A Short History of Myth, part 3
This darkly pessimistic view on goddesses is most exemplified in Armstrong’s version of the myths of Inanna. I’ve had the pleasure of reading some rather good translations of these myths, translations which scholars themselves laud. Inanna, the Queen of Heaven and Earth, Love and War, is clearly a goddess of life, death, and rebirth, moving through the cycle of life as surely as does everything on this earth. Nevertheless, to Armstrong the stories of Inanna are only tragedies. Curiously, she asserts this despite stating her sources are incomplete, then insists Inanna’s purpose in descending to the Underworld is:
to usurp her sister Ereshkigal, Queen of Hell… Her [Inanna’s] attempted coup fails… Inanna is, however, rescued by the other gods, and her return to earth, accompanied by a horde of devils, is triumphant and terrible. … What remains most poignantly in the mind is the lament of the women, especially of Dumuzi’s mother… This Mother Goddess is not a redeemer, but the cause of death and sorrow. … The rituals associated with Inanna concentrated on the tragedy of her story and never celebrated her reunion with Dumuzi in the springtime. (52-54)
If that were what the stories actually said, I’d agree they were indeed tragedies. However… they really don’t say that at all. I loved the story which referred to the girl Inanna as “the girl who loved to laugh,” and found her joyous and frankly sexual union with her chosen husband Dumuzi to be a wonderful example of how sacred the loving sexual act can be.
I was also fascinated to read of Inanna’s proud descent as a young woman into the Underworld, in order to comfort her sister Ereshkigal for the death of Ereshkigal’s husband. She goes even though she knows it is her death, and even though she knows no one will come to help her. It is only due to her planning ahead that her sukkal (her vizier) is able to persuade a single deity — Enki, a sort of Wise Trickster — to send clever messengers who bargain with Ereshkigal to release Inanna. The young goddess Inanna clearly matures and grows in power throughout the story as well. Upon her return she rewards all those who remained faithful to her, and though she initially slays Dumuzi — since he is so busy usurping her place and power after her death (i.e. descent into the Underworld) that he does not even bother to mourn for her — she does eventually find mercy in her heart for her beloved husband.

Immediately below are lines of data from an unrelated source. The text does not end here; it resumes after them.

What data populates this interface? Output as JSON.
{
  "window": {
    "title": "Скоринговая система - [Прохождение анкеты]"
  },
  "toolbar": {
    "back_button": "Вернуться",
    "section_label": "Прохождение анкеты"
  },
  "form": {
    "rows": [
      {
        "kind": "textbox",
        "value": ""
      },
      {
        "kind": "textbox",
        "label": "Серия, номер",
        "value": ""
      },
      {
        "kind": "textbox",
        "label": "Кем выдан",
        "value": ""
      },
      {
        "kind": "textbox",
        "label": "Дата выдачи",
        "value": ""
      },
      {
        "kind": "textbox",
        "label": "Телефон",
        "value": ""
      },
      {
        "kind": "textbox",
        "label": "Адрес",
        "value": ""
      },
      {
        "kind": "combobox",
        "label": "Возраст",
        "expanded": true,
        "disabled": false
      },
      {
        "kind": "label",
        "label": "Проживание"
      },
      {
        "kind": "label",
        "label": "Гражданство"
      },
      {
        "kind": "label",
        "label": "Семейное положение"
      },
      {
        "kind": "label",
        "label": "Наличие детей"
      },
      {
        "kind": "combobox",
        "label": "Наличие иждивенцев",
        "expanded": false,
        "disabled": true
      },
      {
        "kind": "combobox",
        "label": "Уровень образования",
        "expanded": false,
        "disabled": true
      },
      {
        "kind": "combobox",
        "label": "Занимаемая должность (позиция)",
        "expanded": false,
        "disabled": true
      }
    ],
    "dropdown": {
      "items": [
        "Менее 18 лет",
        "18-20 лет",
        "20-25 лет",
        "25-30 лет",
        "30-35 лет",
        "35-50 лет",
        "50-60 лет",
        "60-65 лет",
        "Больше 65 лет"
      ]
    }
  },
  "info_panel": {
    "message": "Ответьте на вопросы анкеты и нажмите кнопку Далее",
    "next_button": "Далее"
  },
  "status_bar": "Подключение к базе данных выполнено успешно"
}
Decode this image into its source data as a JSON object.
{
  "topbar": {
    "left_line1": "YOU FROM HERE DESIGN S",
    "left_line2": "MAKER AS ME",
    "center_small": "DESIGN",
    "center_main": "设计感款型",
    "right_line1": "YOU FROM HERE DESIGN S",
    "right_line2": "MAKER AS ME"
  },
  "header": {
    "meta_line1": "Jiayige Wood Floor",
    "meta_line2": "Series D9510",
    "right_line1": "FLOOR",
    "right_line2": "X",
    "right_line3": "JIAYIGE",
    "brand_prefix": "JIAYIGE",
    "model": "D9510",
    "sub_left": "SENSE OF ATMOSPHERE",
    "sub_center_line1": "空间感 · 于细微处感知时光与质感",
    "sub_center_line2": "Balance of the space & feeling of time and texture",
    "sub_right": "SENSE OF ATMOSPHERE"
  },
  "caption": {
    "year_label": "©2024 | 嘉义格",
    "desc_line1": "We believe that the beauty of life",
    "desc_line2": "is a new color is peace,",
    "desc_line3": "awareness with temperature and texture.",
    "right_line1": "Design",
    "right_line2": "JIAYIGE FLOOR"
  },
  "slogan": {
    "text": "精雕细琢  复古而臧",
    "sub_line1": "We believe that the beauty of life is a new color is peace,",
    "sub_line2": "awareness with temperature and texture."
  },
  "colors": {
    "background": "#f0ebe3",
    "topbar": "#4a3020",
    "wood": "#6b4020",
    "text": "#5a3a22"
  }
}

That particular tale seems very hopeful to me, as it offers a deific explanation for the natural cycle of life as one of life, death, and rebirth. The Mother Goddesses of the caves of Lascaux, and the Eleusian Mysteries, also metaphorically exemplify the natural cycles. I am not sure Armstrong — raised as she was in a religious tradition which believes this one short life is all you get to decide your fate for infinity — can see that, however. She does note, concerning the Eleusian Mysteries, that “[d]eath was fearful, frightening, and inevitable, but it was not the end. If you cut a plant, and threw away the dead branch, it gained a new sprout. Agriculture led to a new, if qualified, optimism” (p. 57) — but she seems to deny any such hope for goddesses previous to Demeter. In fact, she appears to emphasize that all the goddesses’ stories are “myth[s] about death” (p. 56), rather than being about rebirth as well. It is as if she cannot see a female deity as allowing for any sort of spiritual resurrection.
This double standard rears its ugly head again when Armstrong discusses newer (and always male) deities replacing older ones: if the replaced deity is male, it’s a terrible act — but if it is a female deity being usurped, somehow this is ennobling and uplifting. For example, she states the story of Ouranos’ castration by his son Kronos “horribly illustrates the impotence of the Sky Gods” (p. 21). Regarding the murder and brutal butchery of Tiamat by her grandson Marduk, however, Armstrong portrays Marduk as “splendid,” and Tiamat as “a lurking danger” (67). Armstrong is similarly admiring of Gilgamesh’s abusive rejection of the offered love of Ishtar, referring to his vicious public slander of the goddess as “a powerful critique of the traditional mythology, which can no longer speak fully to urban men and women,” and to the goddess herself as “a destroyer of culture” (74). I’m sadly not really surprised Armstrong chose to cast this unpleasant myth as a triumphant story of the sensual and egalitarian goddess being ‘righteously conquered’ by male hierarchy and militarism… I’m just surprised she assumes this male-uber-alles myth speaks to women at all.